One of the most common tactics financial advisors (paper asset sales people) use today is to show the "relative" value of a certain asset class compared to another.
For example, we discussed earlier in the week some stocks are yielding a higher return (through dividends) than what you would receive in a 10 year treasury bond. This is true. On a relative basis looking at stocks vs. bonds, and comparing only the rate of return on your money, stocks look attractive.
When selling the idea of adding bonds to your portfolio you hear U.S. bonds are providing returns far higher than other government bonds around the world (many of which have negative yields), which makes U.S. bonds attractive on a relative basis.
Another extremely common example is; "U.S. stocks today, while very rich in terms of valuation, are far less expensive than they were at the 2000 peak. Therefore on a relative basis to the 2000 peak stocks are still inexpensive."
Flash back to early 2000 as an investor holding U.S. stocks. You were told at that time although the price to earnings ratios were at levels never before seen, they were still less than half of where Japan peaked in 1989. Therefore on a relative basis to the Japanese peak U.S. stocks were very cheap in back in 2000.
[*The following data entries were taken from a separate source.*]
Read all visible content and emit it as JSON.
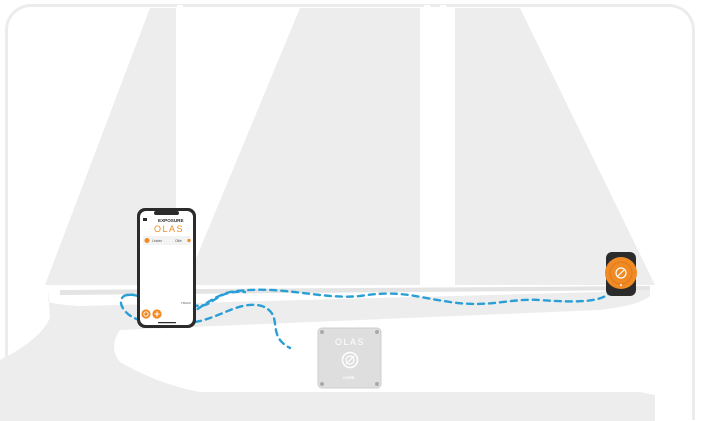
{
  "phone": {
    "brand": "EXPOSURE",
    "app_logo": "OLAS",
    "list_label_1": "Linden",
    "list_label_2": "Ollie",
    "footer_label": "TRACK"
  },
  "core": {
    "logo": "OLAS",
    "label": "CORE"
  },
  "colors": {
    "accent": "#f08a24",
    "link_line": "#2a9fd6",
    "boat": "#ededed",
    "device_dark": "#2b2b2b"
  },
  "icons": {
    "phone_button_left": "olas-logo-icon",
    "phone_button_right": "plus-icon",
    "tag": "olas-logo-icon"
  }
}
The problem with looking at the relative basis of an asset is the comparison asset may also be resting at an insane price. This is extremely important to understand today because so many markets around the world are overpriced (stocks, bonds and real estate).
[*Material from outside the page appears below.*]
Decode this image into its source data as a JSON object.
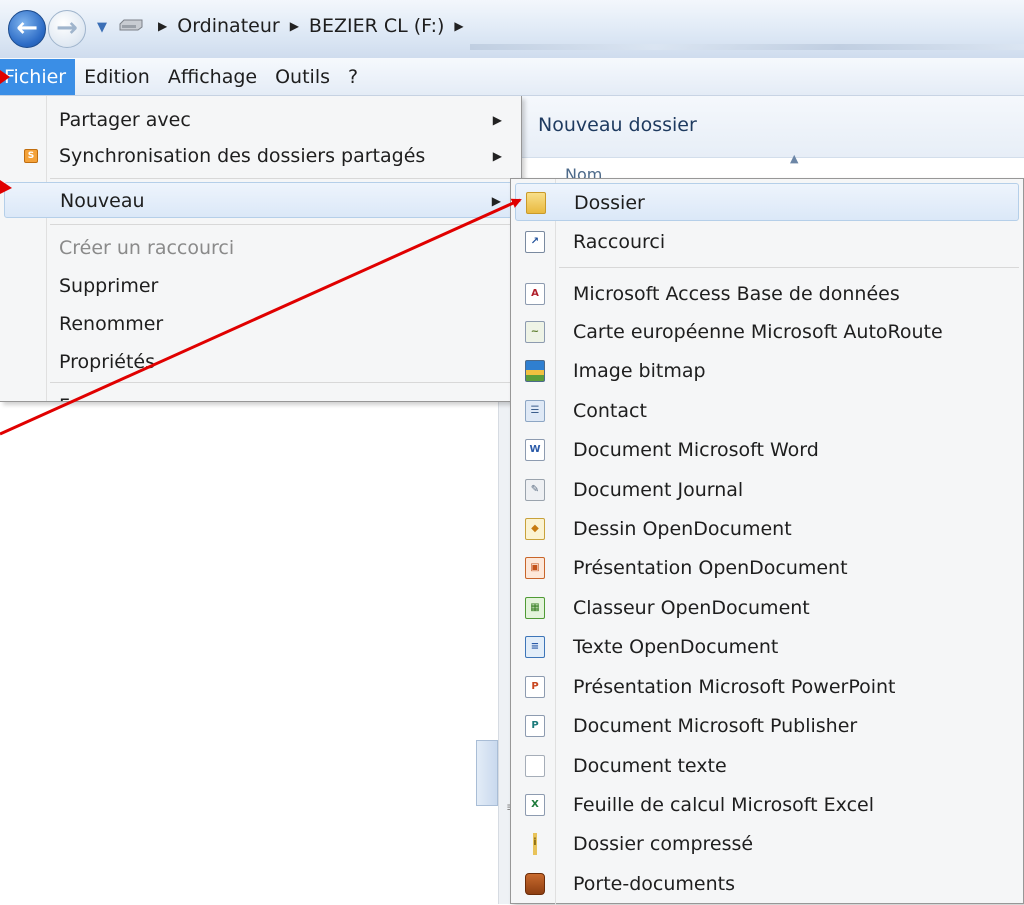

Real estate owners in the United States are assured there is no danger ahead because relative to Canada, Australia or China, home price to income ratios look extremely cheap. But what if that's because those countries are in a never before seen real estate bubble? (hint: they are) Isn't that an important part of the relative price comparison that was left out of the discussion?
If you wish to be a value investor you must focus on absolute value. Most stock, bond and real estate markets around the world are extremely expensive on an absolute basis. Take the time to take a few steps back and look around. It becomes easier to see if you take on the lens of relative values. When it becomes extremely difficult to find absolute value around the world you know we are close to the point where the most hated asset in the world (currently) will soon become the most coveted; cash.
Please remember the next time you are speaking with an advisor they receive no income from the portion of your portfolio that remains in cash. Their monthly paycheck is based on moving you from one asset class to the next based on the relative value of those assets.
For more see: U.S. Stocks Mania: Earnings, Valuation & Sentiment Review